Aging Tech Workers Still Suffering Through Unemployment
If you read all the headlines for studies about IT worker confidence and technology spending expectations like I do for this freelance writing gig, 2010 would seem like the year technology workers are on a full jobs rebound. Yet, when you get into the meat of those reports, there is usually an underlying thread of caution or qualification below the rosy headline.
You can't blame marketing and public relations departments on behalf of these research wings for trying to find positive news in a tough climate. We had so much negativity last year, who wants to read more depressing news?
The truth, however, is a bit murkier if you are out of work or have been for a while. Most career experts and economists tout technology jobs as some of the brightest for future growth. Read a Forbes list on the best jobs and best careers, and you will find technology jobs rank highly. Even the U.S. Department of Labor sees high growth opportunities in tech.
Looking at some of the other numbers recently put out by the Bureau of Labor Statistics, however, is honestly sad news. Over 40 percent of the unemployed have been out of work for nearly seven months, and the average unemployed worker comes in over 30 weeks.
Many are still suffering through unemployment. The unemployment rate may have dropped for January to 9.7 percent from 10 percent, but for some technology workers, those up and down rate fluctuations are a news story with little resonance.
If you are an aging technology worker, the challenges are tough and fraught with life-changing decisions. Do I make a career change? Do I gain new skills? Do I go in more debt to receive new skills? What can I really afford?
Take a look at a few threads of a piece on long-term unemployment by USA Today:

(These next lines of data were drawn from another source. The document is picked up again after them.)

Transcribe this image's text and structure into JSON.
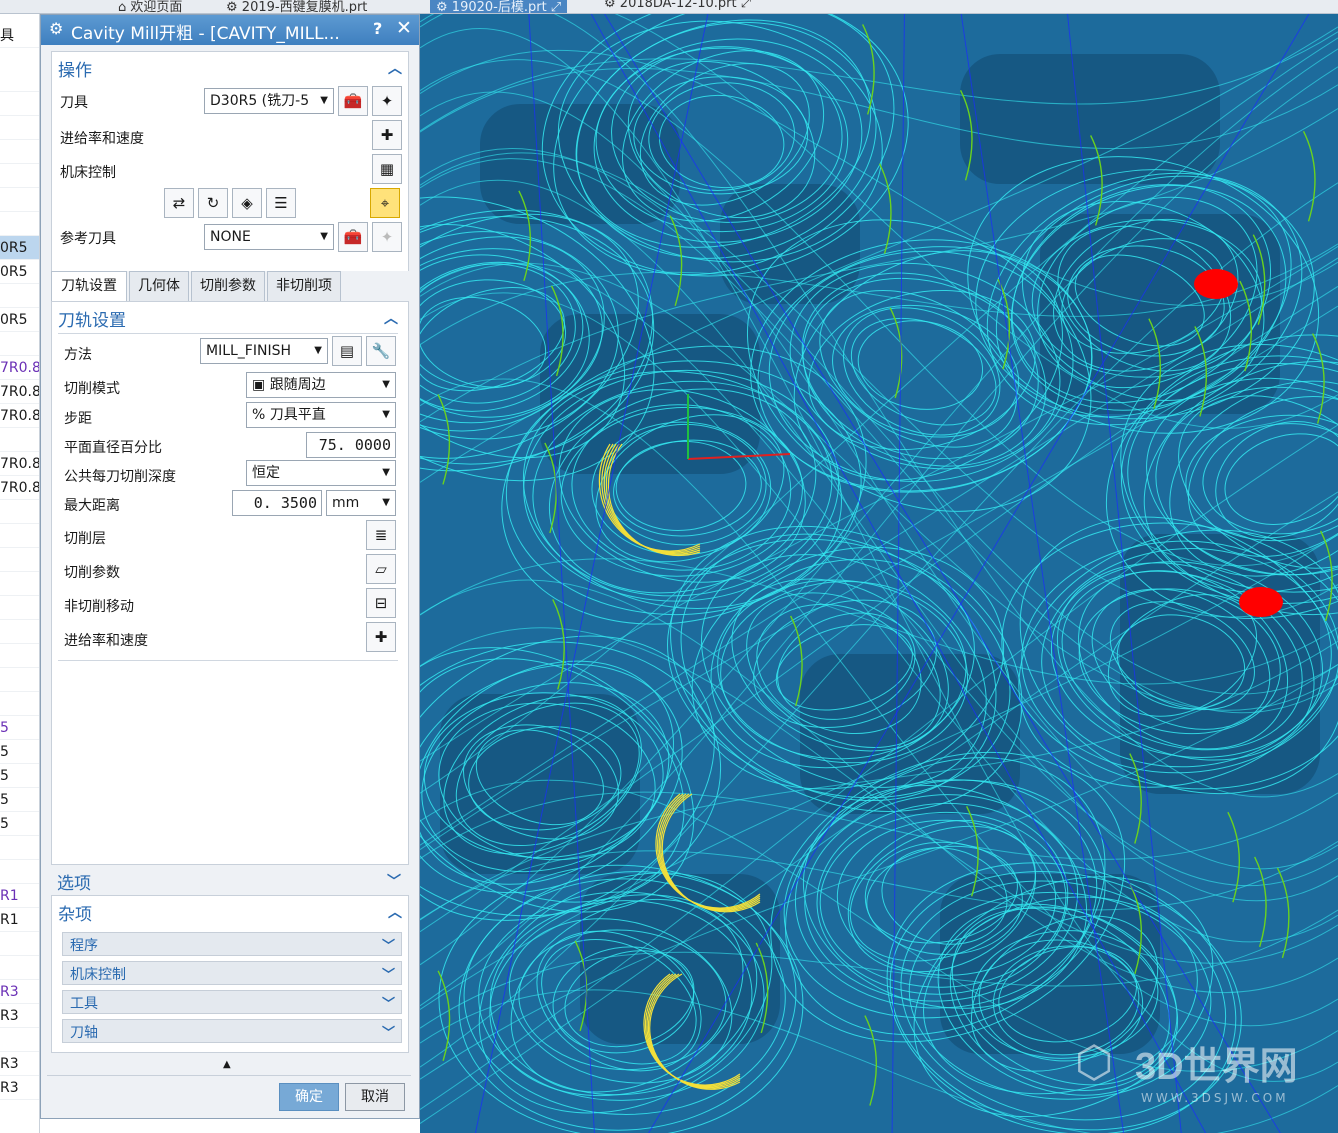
{
  "tabs": [
    {
      "label": "欢迎页面"
    },
    {
      "label": "2019-西键复膜机.prt"
    },
    {
      "label": "19020-后模.prt"
    },
    {
      "label": "2018DA-12-10.prt"
    }
  ],
  "left_strip": {
    "header": "具",
    "rows": [
      "",
      "",
      "",
      "",
      "",
      "",
      "",
      "0R5",
      "0R5",
      "",
      "0R5",
      "",
      "7R0.8",
      "7R0.8",
      "7R0.8",
      "",
      "7R0.8",
      "7R0.8",
      "",
      "",
      "",
      "",
      "",
      "",
      "",
      "",
      "",
      "5",
      "5",
      "5",
      "5",
      "5",
      "",
      "",
      "R1",
      "R1",
      "",
      "",
      "R3",
      "R3",
      "",
      "R3",
      "R3"
    ],
    "selected_index": 7
  },
  "dialog": {
    "title": "Cavity Mill开粗 - [CAVITY_MILL...",
    "help": "?",
    "close": "✕",
    "operation": {
      "header": "操作",
      "tool_label": "刀具",
      "tool_value": "D30R5 (铣刀-5",
      "feeds_label": "进给率和速度",
      "machine_label": "机床控制",
      "ref_tool_label": "参考刀具",
      "ref_tool_value": "NONE"
    },
    "tabs": [
      "刀轨设置",
      "几何体",
      "切削参数",
      "非切削项"
    ],
    "path": {
      "header": "刀轨设置",
      "method_label": "方法",
      "method_value": "MILL_FINISH",
      "cut_mode_label": "切削模式",
      "cut_mode_value": "跟随周边",
      "stepover_label": "步距",
      "stepover_value": "% 刀具平直",
      "percent_label": "平面直径百分比",
      "percent_value": "75. 0000",
      "depth_label": "公共每刀切削深度",
      "depth_value": "恒定",
      "max_dist_label": "最大距离",
      "max_dist_value": "0. 3500",
      "unit_value": "mm",
      "cut_levels_label": "切削层",
      "cut_params_label": "切削参数",
      "noncut_label": "非切削移动",
      "feeds_label": "进给率和速度"
    },
    "options_header": "选项",
    "misc": {
      "header": "杂项",
      "items": [
        "程序",
        "机床控制",
        "工具",
        "刀轴"
      ]
    },
    "ok_label": "确定",
    "cancel_label": "取消"
  },
  "watermark": {
    "main": "3D世界网",
    "sub": "WWW.3DSJW.COM"
  },
  "colors": {
    "viewport_bg": "#1d6b9c",
    "toolpath": "#34e8f0",
    "toolpath_green": "#6ad21e",
    "toolpath_yellow": "#f3e03a",
    "marker": "#ff0000",
    "accent": "#2a6ab0"
  }
}
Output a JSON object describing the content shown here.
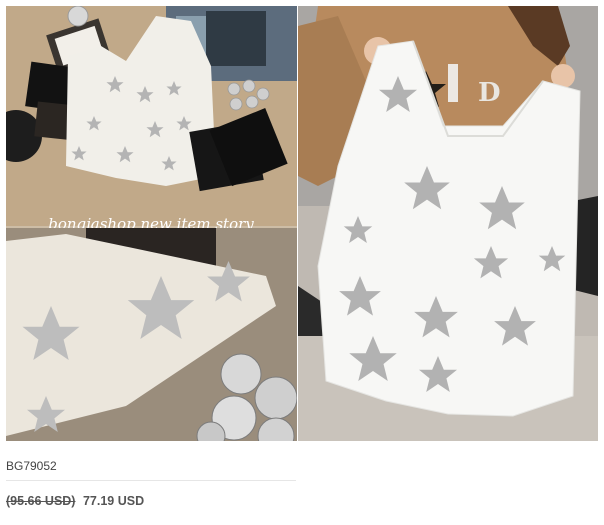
{
  "product": {
    "left_image_caption": "bongjashop new item story",
    "sku": "BG79052",
    "old_price": "(95.66 USD)",
    "new_price": "77.19 USD"
  },
  "colors": {
    "accent": "#c9a64a",
    "silver": "#b8b8b8",
    "text": "#555555"
  }
}
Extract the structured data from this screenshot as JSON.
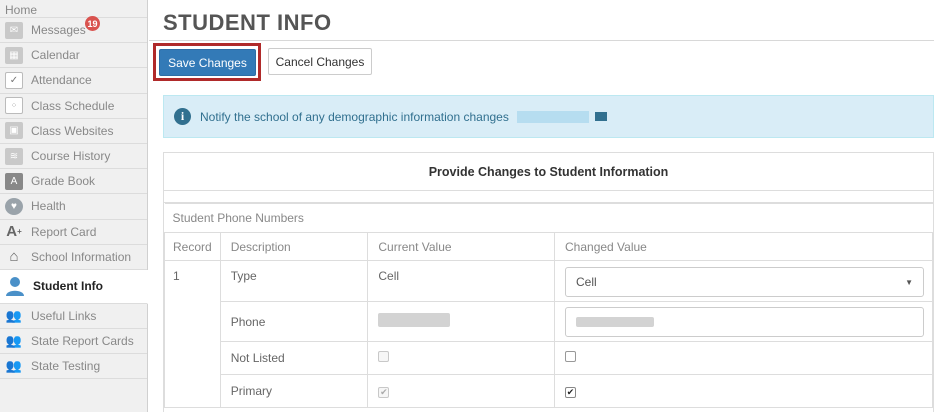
{
  "sidebar": {
    "home_label": "Home",
    "messages_badge": "19",
    "items": [
      {
        "label": "Messages",
        "icon": "message-icon"
      },
      {
        "label": "Calendar",
        "icon": "calendar-icon"
      },
      {
        "label": "Attendance",
        "icon": "attendance-icon"
      },
      {
        "label": "Class Schedule",
        "icon": "schedule-icon"
      },
      {
        "label": "Class Websites",
        "icon": "websites-icon"
      },
      {
        "label": "Course History",
        "icon": "course-history-icon"
      },
      {
        "label": "Grade Book",
        "icon": "gradebook-icon"
      },
      {
        "label": "Health",
        "icon": "health-icon"
      },
      {
        "label": "Report Card",
        "icon": "report-card-icon"
      },
      {
        "label": "School Information",
        "icon": "school-icon"
      },
      {
        "label": "Student Info",
        "icon": "student-icon"
      },
      {
        "label": "Useful Links",
        "icon": "links-icon"
      },
      {
        "label": "State Report Cards",
        "icon": "state-report-icon"
      },
      {
        "label": "State Testing",
        "icon": "state-testing-icon"
      }
    ]
  },
  "page": {
    "title": "STUDENT INFO"
  },
  "toolbar": {
    "save_label": "Save Changes",
    "cancel_label": "Cancel Changes"
  },
  "alert": {
    "text": "Notify the school of any demographic information changes"
  },
  "panel": {
    "heading": "Provide Changes to Student Information",
    "section_label": "Student Phone Numbers",
    "columns": [
      "Record",
      "Description",
      "Current Value",
      "Changed Value"
    ],
    "record_number": "1",
    "rows": {
      "type": {
        "description": "Type",
        "current": "Cell",
        "changed": "Cell"
      },
      "phone": {
        "description": "Phone"
      },
      "not_listed": {
        "description": "Not Listed",
        "current_checked": false,
        "changed_checked": false
      },
      "primary": {
        "description": "Primary",
        "current_checked": true,
        "changed_checked": true
      }
    }
  },
  "colors": {
    "primary_button": "#337ab7",
    "highlight_border": "#b02a2a",
    "alert_bg": "#d9edf7",
    "alert_text": "#31708f",
    "badge": "#d9534f"
  }
}
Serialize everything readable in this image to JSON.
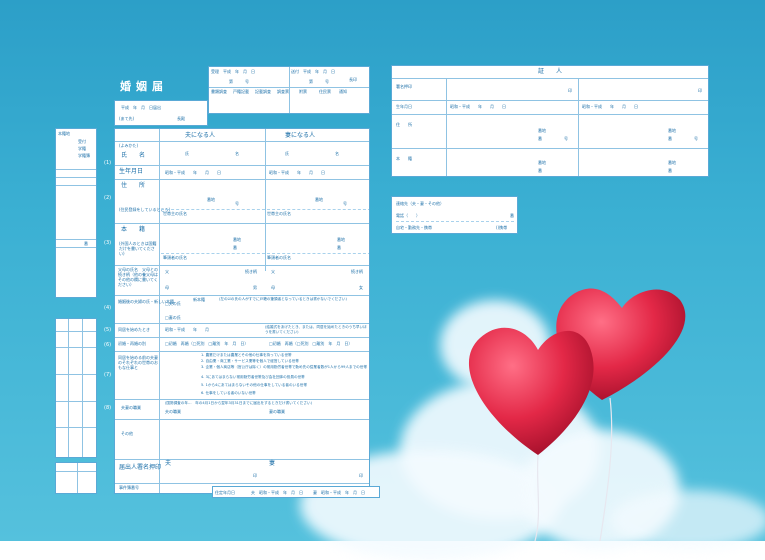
{
  "form": {
    "title": "婚姻届",
    "receipt": {
      "date": "平成　年　月　日届出",
      "addressee": "長殿",
      "seal": "(あて先)"
    },
    "acceptance": {
      "received": "受理　平成　年　月　日",
      "number": "第　　　号",
      "sent": "送付　平成　年　月　日",
      "number2": "第　　　号",
      "seal": "長印",
      "sub1": "書類調査",
      "sub2": "戸籍記載",
      "sub3": "記載調査",
      "sub4": "調査票",
      "sub5": "附票",
      "sub6": "住民票",
      "sub7": "通知"
    },
    "columns": {
      "husband": "夫になる人",
      "wife": "妻になる人",
      "kana": "(よみかた)",
      "surname": "氏",
      "given": "名"
    },
    "rows": {
      "name": "氏　　名",
      "birth": "生年月日",
      "birth_value": "昭和・平成　　年　　月　　日",
      "address": "住　　所",
      "address_note": "(住民登録をしているところ)",
      "banchi": "番地",
      "ban": "番",
      "go": "号",
      "householder": "世帯主の氏名",
      "honseki": "本　　籍",
      "honseki_note": "(外国人のときは国籍だけを書いてください)",
      "head": "筆頭者の氏名",
      "parents": "父母の氏名　父母との続き柄（他の養父母はその他の欄に書いてください）",
      "father": "父",
      "mother": "母",
      "relation": "続き柄",
      "son": "男",
      "daughter": "女",
      "new_surname": "婚姻後の夫婦の氏・新しい本籍",
      "husband_surname": "□夫の氏",
      "wife_surname": "□妻の氏",
      "new_honseki": "新本籍",
      "new_honseki_note": "(左の☑の氏の人がすでに戸籍の筆頭者となっているときは書かないでください)",
      "cohabit": "同居を始めたとき",
      "cohabit_value": "昭和・平成　　年　　月",
      "cohabit_note": "(結婚式をあげたとき、または、同居を始めたときのうち早いほうを書いてください)",
      "previous": "初婚・再婚の別",
      "previous_values": "□初婚　再婚（□死別　□離別　年　月　日）",
      "occupation": "同居を始める前の夫妻のそれぞれの世帯のおもな仕事と",
      "occupation_items": [
        "1. 農業だけまたは農業とその他の仕事を持っている世帯",
        "2. 自由業・商工業・サービス業等を個人で経営している世帯",
        "3. 企業・個人商店等（官公庁は除く）の常用勤労者世帯で勤め先の従業者数が1人から99人までの世帯",
        "4. 3にあてはまらない常用勤労者世帯及び会社団体の役員の世帯",
        "5. 1から4にあてはまらないその他の仕事をしている者のいる世帯",
        "6. 仕事をしている者のいない世帯"
      ],
      "job": "夫妻の職業",
      "job_note": "(国勢調査の年…　年の4月1日から翌年3月31日までに届出をするときだけ書いてください)",
      "husband_job": "夫の職業",
      "wife_job": "妻の職業",
      "other": "その他",
      "signature": "届出人署名押印",
      "signature_husband": "夫",
      "signature_wife": "妻",
      "seal": "印",
      "case_number": "事件簿番号",
      "birthdate_bottom": "住定年月日",
      "bottom_husband": "夫",
      "bottom_wife": "妻",
      "bottom_value": "昭和・平成　年　月　日"
    },
    "side_left": {
      "title": "本籍地",
      "items": [
        "受付",
        "学籍",
        "学籍簿"
      ],
      "labels": [
        "証　書",
        "",
        "番"
      ]
    }
  },
  "witness": {
    "title": "証　　人",
    "rows": {
      "signature": "署名押印",
      "seal": "印",
      "birth": "生年月日",
      "birth_value": "昭和・平成　　年　　月　　日",
      "address": "住　　所",
      "honseki": "本　　籍",
      "banchi": "番地",
      "ban": "番",
      "go": "号"
    }
  },
  "contact": {
    "title": "連絡先（夫・妻・その他）",
    "phone": "電話（　　）",
    "phone_suffix": "番",
    "type": "自宅・勤務先・携帯",
    "type_suffix": "()携帯"
  },
  "colors": {
    "sky": "#3bb0d3",
    "form_line": "#5aa9d6",
    "balloon": "#e8304e"
  }
}
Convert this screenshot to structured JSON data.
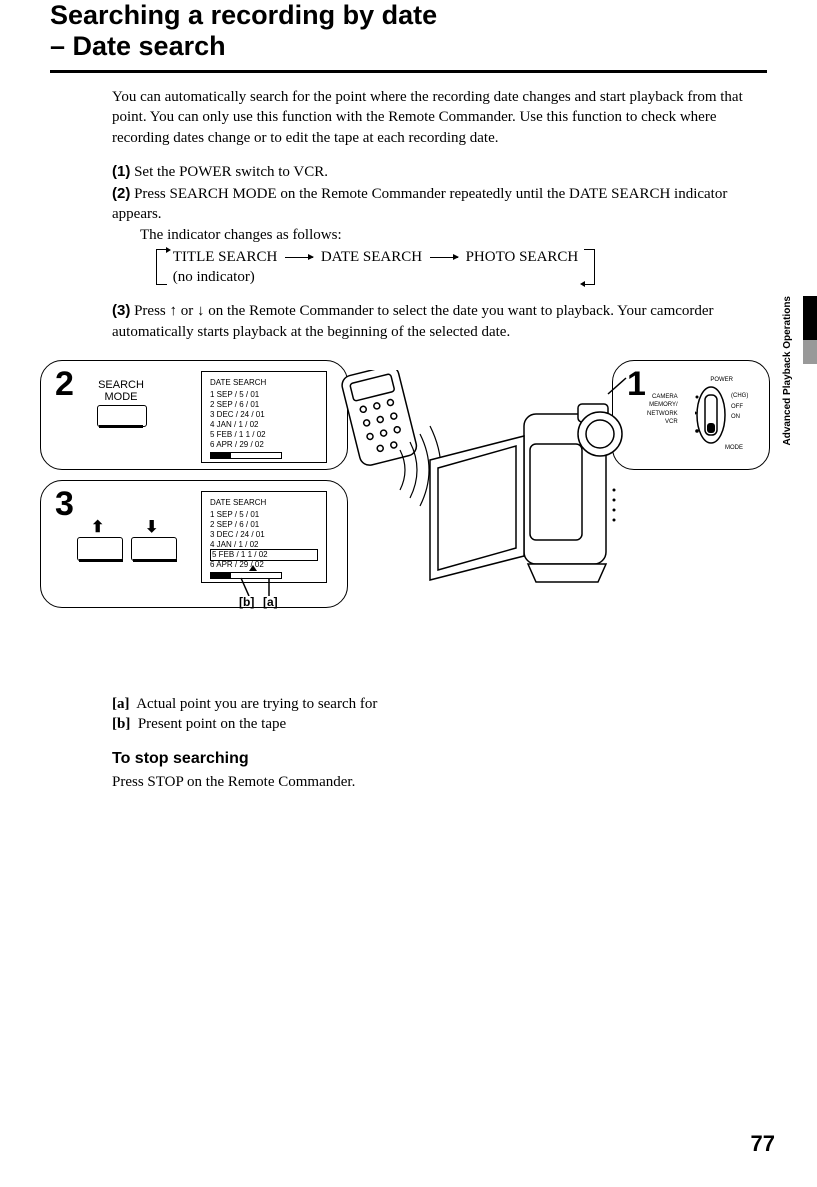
{
  "title_line1": "Searching a recording by date",
  "title_line2": "– Date search",
  "intro": "You can automatically search for the point where the recording date changes and start playback from that point. You can only use this function with the Remote Commander. Use this function to check where recording dates change or to edit the tape at each recording date.",
  "steps": {
    "s1_bold": "(1)",
    "s1_text": "Set the POWER switch to VCR.",
    "s2_bold": "(2)",
    "s2_text": "Press SEARCH MODE on the Remote Commander repeatedly until the DATE SEARCH indicator appears.",
    "s2_sub": "The indicator changes as follows:",
    "seq1": "TITLE SEARCH",
    "seq2": "DATE SEARCH",
    "seq3": "PHOTO SEARCH",
    "seq4": "(no indicator)",
    "s3_bold": "(3)",
    "s3a": "Press ",
    "s3b": " or ",
    "s3c": " on the Remote Commander to select the date you want to playback. Your camcorder automatically starts playback at the beginning of the selected date."
  },
  "figure": {
    "panel2_num": "2",
    "panel2_label": "SEARCH\nMODE",
    "panel3_num": "3",
    "panel1_num": "1",
    "lcd_title": "DATE  SEARCH",
    "dates": [
      "1   SEP /    5 / 01",
      "2   SEP /    6 / 01",
      "3   DEC / 24 / 01",
      "4   JAN   /    1 / 02",
      "5   FEB /  1 1 / 02",
      "6   APR /  29 / 02"
    ],
    "annot_a": "[a]",
    "annot_b": "[b]",
    "power_label": "POWER",
    "power_items": {
      "camera": "CAMERA",
      "memnet": "MEMORY/\nNETWORK",
      "vcr": "VCR",
      "chg": "(CHG)",
      "off": "OFF",
      "on": "ON",
      "mode": "MODE"
    }
  },
  "notes": {
    "a_bold": "[a]",
    "a_text": "Actual point you are trying to search for",
    "b_bold": "[b]",
    "b_text": "Present point on the tape"
  },
  "stop_heading": "To stop searching",
  "stop_text": "Press STOP on the Remote Commander.",
  "section_label": "Advanced Playback Operations",
  "page_number": "77"
}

[Chris] McKenzie, 40, has been out of work since he was laid off from a $60,000-a-year job at a small technology company last March. "The only jobs I have been offered won't even allow me to cover bills," he says. "You build a lifestyle around the job you think you're going to have forever." McKenzie, his wife and two boys don't go out much anymore. They think twice about visiting friends to watch football, which would mean spending money on gasoline, beer and snacks.
And this, from the same article:
Rob Phipps, 49, of Sandwich, Ill., thought he had braced himself for the worst. When he lost his job as a software engineer for a big telecommunications company, he figured it would take six to 12 months to find another job. That was 17 months ago. He gets up every morning and looks for work.
Phipps keeps busy by reading up on the latest technology, watching movies and playing Scrabble with his wife. "I've repainted most of the house," he says. "I've got two bathrooms to redo. I'm always hoping I don't have time to rip [a bathroom] apart because I get a job. ... You start climbing the walls. You've been solving problems for 25 years, and your mind is sharp. You want to get back to work."
My apologies for the depressing news, but despite the research with positive spin, it can be healthy to remind each other that we still have a long way to go here.
So you know, I'm currently enrolled in project management professional coursework. I know IT has been hit hard, but I believe strongly in this industry's ability to innovate, adapt and evolve--and I believe strongly in the ability of technology workers to adapt. I believe IT will be strong again, and that is not spin. I believe it.
Consider these posts in your job hunt:
- IT Certifications Get a Renewed Focus for Unemployed